The reading in some ways was a family affair, as Christianne is wed to the playwright, and Justin O'Brien and Crystal O'Brien are wed. All were excellent, as was Gibbs, and the others in more minor roles: Bill Roberts, Brandon Balque, Rodrick Randall and Rosarito Rodriguez-Gonzalez.
The reading was held Tuesday, January 28 at 7 p.m., an event that was part of Main Street Theater's Part of the Art Series, at Rice Village, 2540 Times Boulevard. Wine and cheese were served, and the reading was followed by a discussion with the playwright. Admission was $25, with an entrance fee of $50 encouraged, with proceeds benefitting Main Street Theater's Capital Campaign.

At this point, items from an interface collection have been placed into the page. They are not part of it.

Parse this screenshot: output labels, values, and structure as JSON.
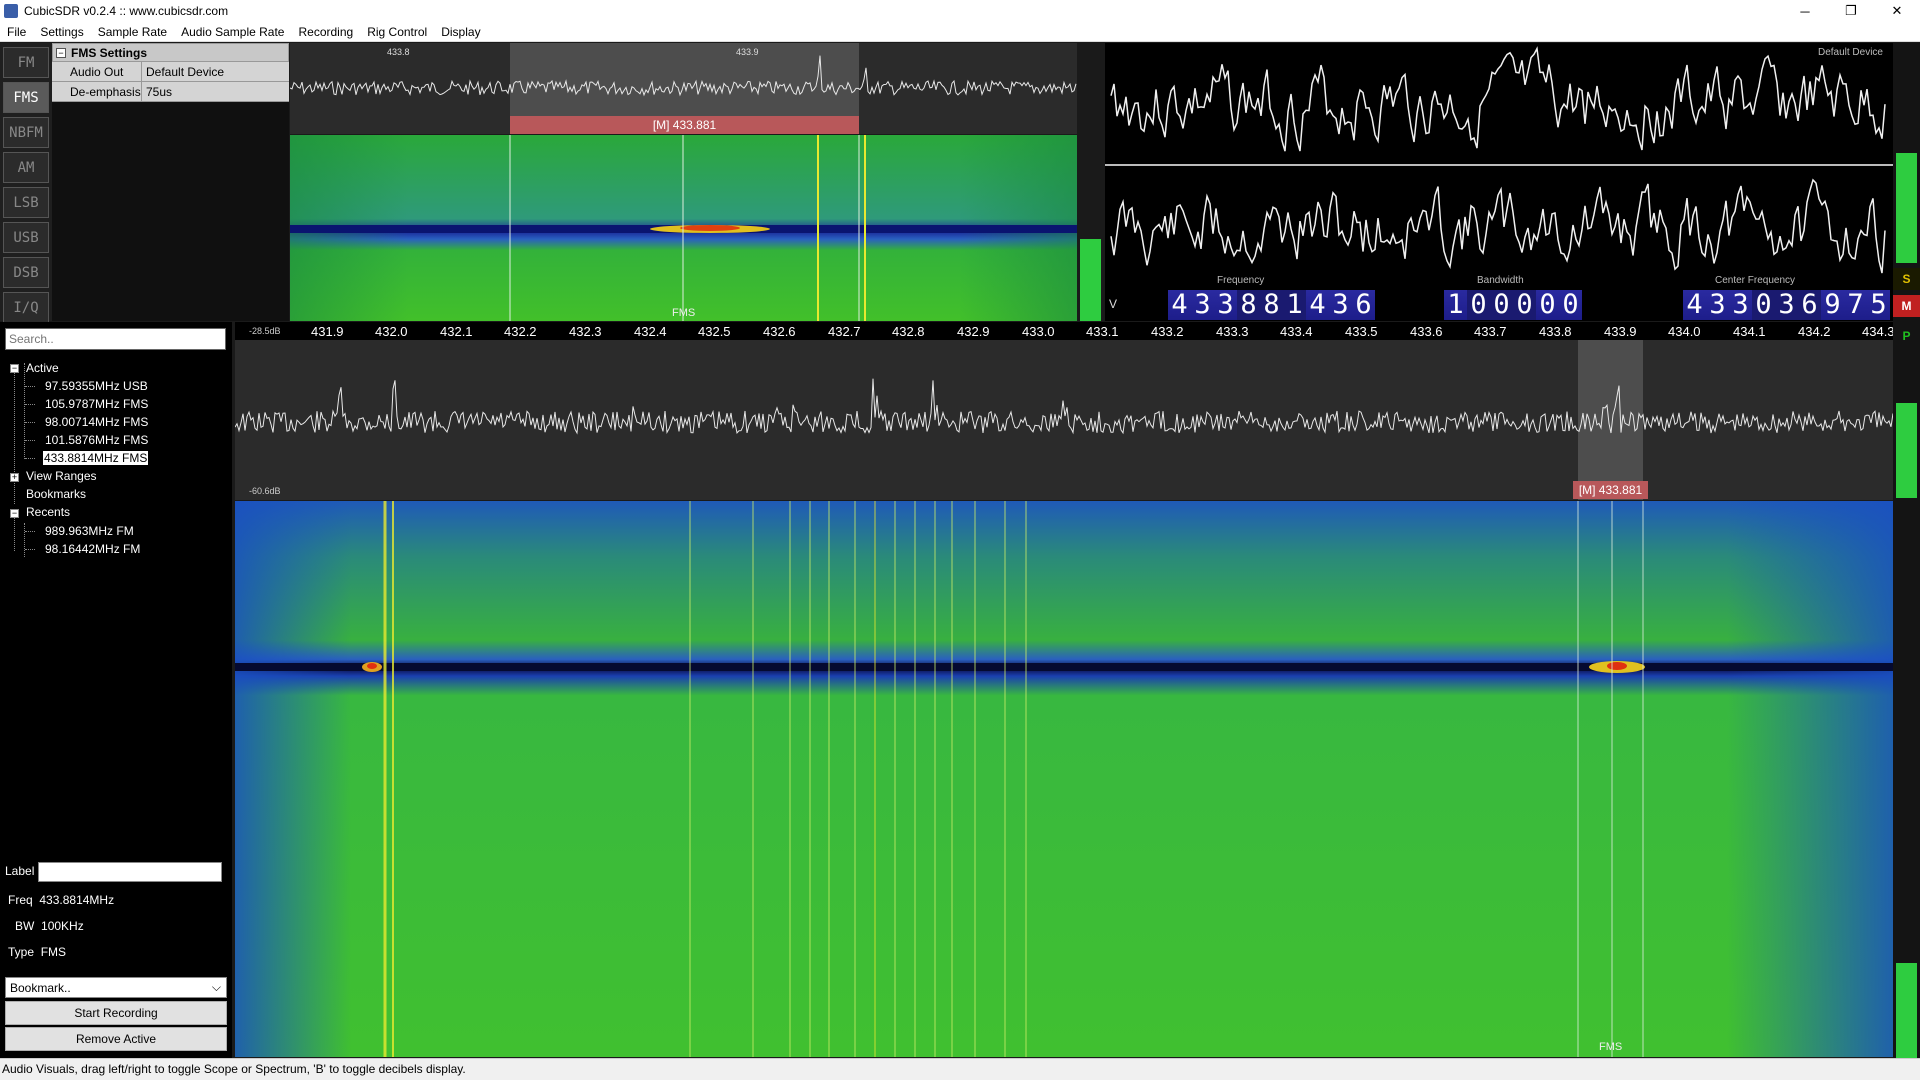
{
  "window": {
    "title": "CubicSDR v0.2.4 :: www.cubicsdr.com",
    "minimize": "─",
    "maximize": "❐",
    "close": "✕"
  },
  "menu": [
    "File",
    "Settings",
    "Sample Rate",
    "Audio Sample Rate",
    "Recording",
    "Rig Control",
    "Display"
  ],
  "modes": [
    {
      "label": "FM",
      "active": false
    },
    {
      "label": "FMS",
      "active": true
    },
    {
      "label": "NBFM",
      "active": false
    },
    {
      "label": "AM",
      "active": false
    },
    {
      "label": "LSB",
      "active": false
    },
    {
      "label": "USB",
      "active": false
    },
    {
      "label": "DSB",
      "active": false
    },
    {
      "label": "I/Q",
      "active": false
    }
  ],
  "fms_settings": {
    "header": "FMS Settings",
    "collapse_glyph": "−",
    "audio_out_label": "Audio Out",
    "audio_out_value": "Default Device",
    "deemphasis_label": "De-emphasis",
    "deemphasis_value": "75us"
  },
  "demod_spectrum": {
    "tick_left": "433.8",
    "tick_right": "433.9",
    "band_label": "[M]  433.881",
    "mode_label": "FMS"
  },
  "scope": {
    "device": "Default  Device"
  },
  "freq": {
    "v_tag": "V",
    "frequency_label": "Frequency",
    "frequency_digits": [
      "4",
      "3",
      "3",
      "8",
      "8",
      "1",
      "4",
      "3",
      "6"
    ],
    "bandwidth_label": "Bandwidth",
    "bandwidth_digits": [
      "1",
      "0",
      "0",
      "0",
      "0",
      "0"
    ],
    "center_label": "Center  Frequency",
    "center_digits": [
      "4",
      "3",
      "3",
      "0",
      "3",
      "6",
      "9",
      "7",
      "5"
    ]
  },
  "right_strip": {
    "s": "S",
    "m": "M",
    "p": "P",
    "colors": {
      "s": "#e0c000",
      "m": "#e02020",
      "p": "#20c020"
    }
  },
  "sidebar": {
    "search_placeholder": "Search..",
    "active_label": "Active",
    "active_items": [
      "97.59355MHz USB",
      "105.9787MHz FMS",
      "98.00714MHz FMS",
      "101.5876MHz FMS",
      "433.8814MHz FMS"
    ],
    "view_ranges_label": "View Ranges",
    "bookmarks_label": "Bookmarks",
    "recents_label": "Recents",
    "recent_items": [
      "989.963MHz FM",
      "98.16442MHz FM"
    ],
    "expand_glyph": "+",
    "collapse_glyph": "−"
  },
  "bookmark_panel": {
    "label_label": "Label",
    "freq_label": "Freq",
    "freq_value": "433.8814MHz",
    "bw_label": "BW",
    "bw_value": "100KHz",
    "type_label": "Type",
    "type_value": "FMS",
    "select_value": "Bookmark..",
    "select_arrow": "⌵",
    "start_recording": "Start Recording",
    "remove_active": "Remove Active"
  },
  "main_spectrum": {
    "db_top": "-28.5dB",
    "db_bottom": "-60.6dB",
    "ticks": [
      "431.9",
      "432.0",
      "432.1",
      "432.2",
      "432.3",
      "432.4",
      "432.5",
      "432.6",
      "432.7",
      "432.8",
      "432.9",
      "433.0",
      "433.1",
      "433.2",
      "433.3",
      "433.4",
      "433.5",
      "433.6",
      "433.7",
      "433.8",
      "433.9",
      "434.0",
      "434.1",
      "434.2",
      "434.3"
    ],
    "band_label": "[M]  433.881",
    "mode_label": "FMS"
  },
  "status": "Audio Visuals, drag left/right to toggle Scope or Spectrum, 'B' to toggle decibels display."
}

These staged readings are invaluable, in that they give the playwright a chance to hear his or her words read aloud, they give actors a chance to practice their craft, they keep a theater front-of-mind with patrons - and they generate income. That it can be festive and fun is well is due to the professionalism of Main Street Theater.